  4. Sprinkle the cherry tomatoes, artichoke hearts, lemon sections and garlic over vegetables.  Place herb sprigs on top of chicken.
  5. Bake for 25-30 minutes or until chicken reaches 160 degrees when tested with instant read thermometer.
  6. Remove herb sprigs.  Place chicken on platter, and  surround with veggies; then sprinkle olives, capers, feta and basil over everything.  (I like to finish this with a little homemade basil oil; see page  )

Serves 4-6




“You can knock on a deaf man’s door forever.”   —Nikos Kazantzakis

Eggs with Tomato-Pepper Sauce & Feta

As I practice alternate fasting days, I want the days when I do eat loaded with everything delicious.  This skillet egg concoction fills the bill perfectly.  Those of you who have followed my blogs for a while will notice this is yet another way to use the Roasted Tomato Sauce you put up last summer (if you have any left!).  This is also when I’m happy to have a well stocked pantry.  The roasted red bell peppers are a great marriage with the tomato sauce.  Add onions, garlic, za’atar, feta and eggs and you’re golden.  This works well in a 10-inch skillet for 2-4 eggs, or a 12-inch skillet as you increase the amount of eggs for a gathering.  The recipe below serves 2, but can easily be doubled or tripled.

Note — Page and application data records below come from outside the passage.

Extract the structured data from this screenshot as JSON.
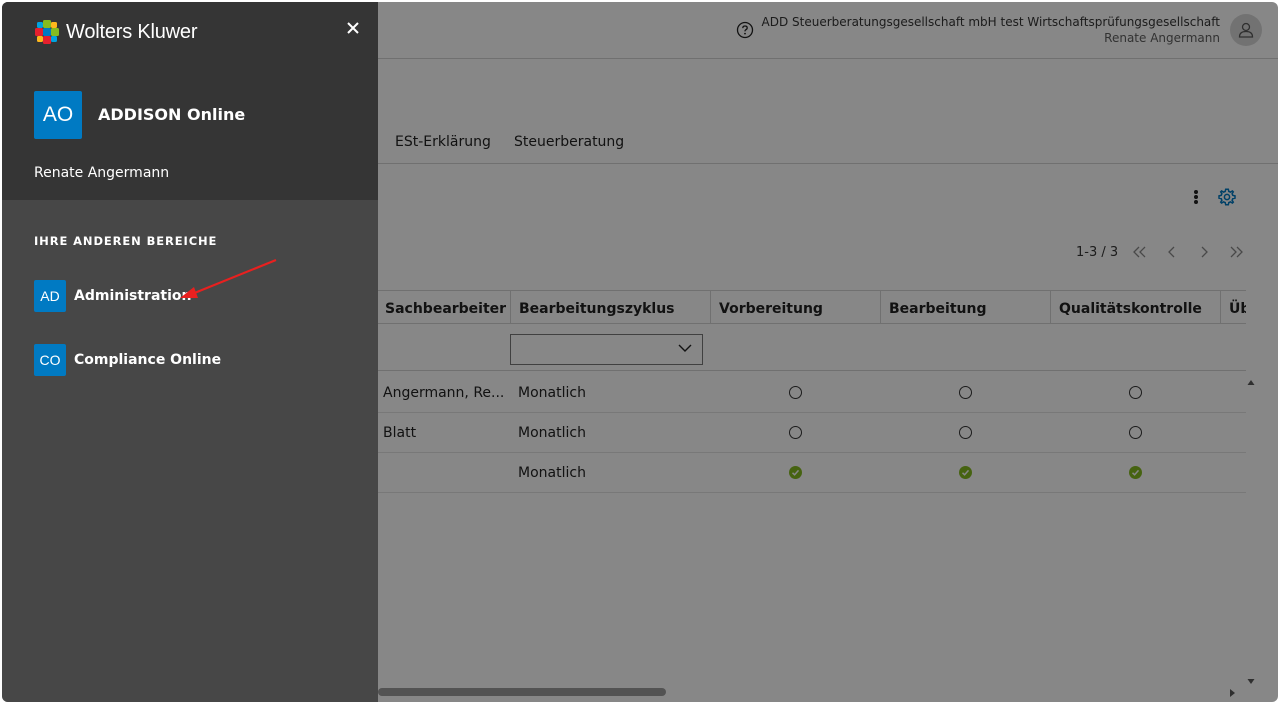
{
  "header": {
    "company": "ADD Steuerberatungsgesellschaft mbH test Wirtschaftsprüfungsgesellschaft",
    "user": "Renate Angermann"
  },
  "tabs": [
    "ESt-Erklärung",
    "Steuerberatung"
  ],
  "pagination": {
    "range": "1-3 / 3"
  },
  "table": {
    "columns": [
      "Sachbearbeiter",
      "Bearbeitungszyklus",
      "Vorbereitung",
      "Bearbeitung",
      "Qualitätskontrolle",
      "Üb"
    ],
    "rows": [
      {
        "sachbearbeiter": "Angermann, Re...",
        "zyklus": "Monatlich",
        "vorbereitung": "open",
        "bearbeitung": "open",
        "qualitaet": "open"
      },
      {
        "sachbearbeiter": "Blatt",
        "zyklus": "Monatlich",
        "vorbereitung": "open",
        "bearbeitung": "open",
        "qualitaet": "open"
      },
      {
        "sachbearbeiter": "",
        "zyklus": "Monatlich",
        "vorbereitung": "done",
        "bearbeitung": "done",
        "qualitaet": "done"
      }
    ]
  },
  "drawer": {
    "logo_text": "Wolters Kluwer",
    "app_initials": "AO",
    "app_name": "ADDISON Online",
    "user": "Renate Angermann",
    "section_title": "IHRE ANDEREN BEREICHE",
    "areas": [
      {
        "initials": "AD",
        "label": "Administration"
      },
      {
        "initials": "CO",
        "label": "Compliance Online"
      }
    ]
  },
  "colors": {
    "accent": "#007ac3",
    "success": "#85bc20",
    "drawer": "#474747",
    "drawer_header": "#353535",
    "annotation_arrow": "#e8201f"
  },
  "icons": [
    "help-icon",
    "avatar-icon",
    "kebab-menu-icon",
    "gear-icon",
    "first-page-icon",
    "prev-page-icon",
    "next-page-icon",
    "last-page-icon",
    "close-icon",
    "chevron-down-icon"
  ]
}
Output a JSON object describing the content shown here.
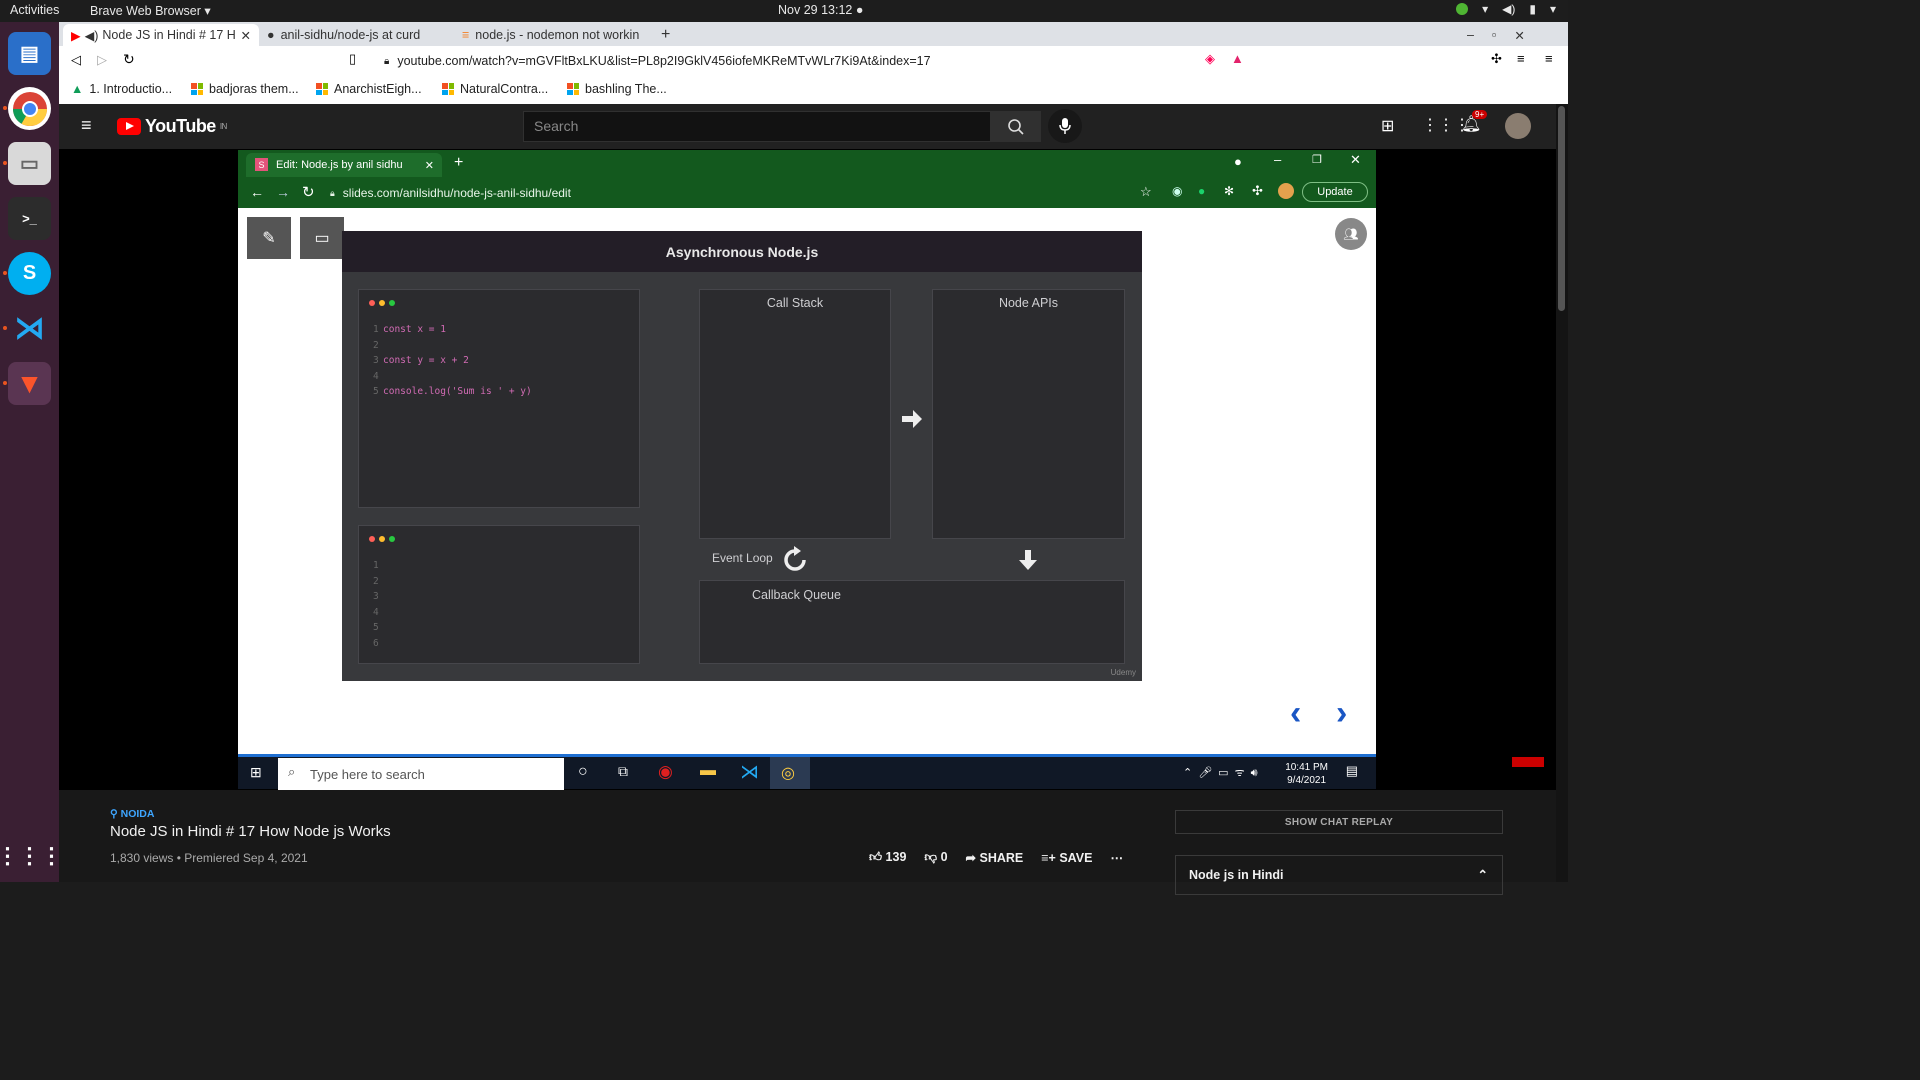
{
  "system_bar": {
    "activities": "Activities",
    "app": "Brave Web Browser ▾",
    "clock": "Nov 29  13:12  ●"
  },
  "browser": {
    "tabs": [
      {
        "label": "Node JS in Hindi # 17 H"
      },
      {
        "label": "anil-sidhu/node-js at curd"
      },
      {
        "label": "node.js - nodemon not workin"
      }
    ],
    "url": "youtube.com/watch?v=mGVFltBxLKU&list=PL8p2I9GklV456iofeMKReMTvWLr7Ki9At&index=17",
    "bookmarks": [
      "1. Introductio...",
      "badjoras them...",
      "AnarchistEigh...",
      "NaturalContra...",
      "bashling The..."
    ]
  },
  "youtube": {
    "logo": "YouTube",
    "region": "IN",
    "search_placeholder": "Search",
    "notifications": "9+"
  },
  "inner_browser": {
    "tab_title": "Edit: Node.js by anil sidhu",
    "url": "slides.com/anilsidhu/node-js-anil-sidhu/edit",
    "update": "Update"
  },
  "slide": {
    "title": "Asynchronous Node.js",
    "code_lines": [
      {
        "n": "1",
        "text": "const x = 1"
      },
      {
        "n": "2",
        "text": ""
      },
      {
        "n": "3",
        "text": "const y = x + 2"
      },
      {
        "n": "4",
        "text": ""
      },
      {
        "n": "5",
        "text": "console.log('Sum is ' + y)"
      }
    ],
    "console_lines": [
      "1",
      "2",
      "3",
      "4",
      "5",
      "6"
    ],
    "call_stack": "Call Stack",
    "node_apis": "Node APIs",
    "event_loop": "Event Loop",
    "callback_queue": "Callback Queue",
    "watermark": "Udemy"
  },
  "windows_taskbar": {
    "search": "Type here to search",
    "time": "10:41 PM",
    "date": "9/4/2021"
  },
  "video_info": {
    "location": "NOIDA",
    "title": "Node JS in Hindi # 17 How Node js Works",
    "meta": "1,830 views • Premiered Sep 4, 2021",
    "likes": "139",
    "dislikes": "0",
    "share": "SHARE",
    "save": "SAVE",
    "chat_replay": "SHOW CHAT REPLAY",
    "playlist_title": "Node js in Hindi"
  }
}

Eggs with Tomato Pepper Sauce and Feta


  • 1 pint homemade Roasted Tomato Sauce or 15 ounce can of fire-roasted diced tomatoes, pureed in a blender
  • 2 jarred whole roasted red bell peppers, drained, patted dry and chopped
  • 1 tablespoon extra-virgin olive oil
  • 1 medium onion, chopped
  • 2 cloves garlic, minced
  • 3/4 teaspoon za’atar
  • 3 ounces (about 1/4 cup) feta cheese, crumbled
  • 2-4 farm fresh eggs (crack each of these into ramekins)
  • 1 tablespoon fresh chives or parsley, minced



  1.  Heat a 10 or 12 inch non-stick oven-proof skillet on medium-high.  Add olive oil and onion, saute until onion is soft and translucent about 3-4 minutes; add garlic saute for 1 minute more.
  2. Add tomato sauce and roasted bell peppers, and then sprinkle with za’atar.  Simmer until hot about 3-4 minutes more.  Meanwhile preheat broiler on high with oven rack about 4 inches below.
  3. With a silicone spatula, make wells in the sauce for your eggs.  Gently place an egg in each well.  Sprinkle with crumbled feta.  Place skillet under broiler for 2-3 minutes or until egg whites are set, but yolks are still loose.  Watch closely.
  4. Serve with minced fresh chives or parsley.

Serves 2



“Hope makes a good breakfast.  Eat plenty of it.”  –Ian Fleming